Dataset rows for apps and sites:
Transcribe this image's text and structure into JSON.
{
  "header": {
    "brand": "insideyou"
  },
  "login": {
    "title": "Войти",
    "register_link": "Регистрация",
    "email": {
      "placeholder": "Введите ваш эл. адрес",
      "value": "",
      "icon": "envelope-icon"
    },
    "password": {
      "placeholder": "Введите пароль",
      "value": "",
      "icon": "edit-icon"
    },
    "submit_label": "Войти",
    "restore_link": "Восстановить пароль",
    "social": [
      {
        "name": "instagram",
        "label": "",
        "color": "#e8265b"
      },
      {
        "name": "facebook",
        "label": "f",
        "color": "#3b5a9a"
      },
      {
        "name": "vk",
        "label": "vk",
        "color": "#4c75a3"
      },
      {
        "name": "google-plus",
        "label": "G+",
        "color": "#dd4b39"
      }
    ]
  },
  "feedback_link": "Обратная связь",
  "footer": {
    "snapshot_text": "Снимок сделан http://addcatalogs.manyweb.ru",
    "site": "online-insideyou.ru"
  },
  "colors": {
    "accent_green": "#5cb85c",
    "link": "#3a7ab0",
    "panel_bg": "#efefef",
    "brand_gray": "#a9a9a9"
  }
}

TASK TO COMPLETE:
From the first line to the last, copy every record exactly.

SOLUTION TO THE EXERCISE:
Transcribe this image's text and structure into JSON.
{
  "header": {
    "brand": "insideyou"
  },
  "login": {
    "title": "Войти",
    "register_link": "Регистрация",
    "email": {
      "placeholder": "Введите ваш эл. адрес",
      "value": "",
      "icon": "envelope-icon"
    },
    "password": {
      "placeholder": "Введите пароль",
      "value": "",
      "icon": "edit-icon"
    },
    "submit_label": "Войти",
    "restore_link": "Восстановить пароль",
    "social": [
      {
        "name": "instagram",
        "label": "",
        "color": "#e8265b"
      },
      {
        "name": "facebook",
        "label": "f",
        "color": "#3b5a9a"
      },
      {
        "name": "vk",
        "label": "vk",
        "color": "#4c75a3"
      },
      {
        "name": "google-plus",
        "label": "G+",
        "color": "#dd4b39"
      }
    ]
  },
  "feedback_link": "Обратная связь",
  "footer": {
    "snapshot_text": "Снимок сделан http://addcatalogs.manyweb.ru",
    "site": "online-insideyou.ru"
  },
  "colors": {
    "accent_green": "#5cb85c",
    "link": "#3a7ab0",
    "panel_bg": "#efefef",
    "brand_gray": "#a9a9a9"
  }
}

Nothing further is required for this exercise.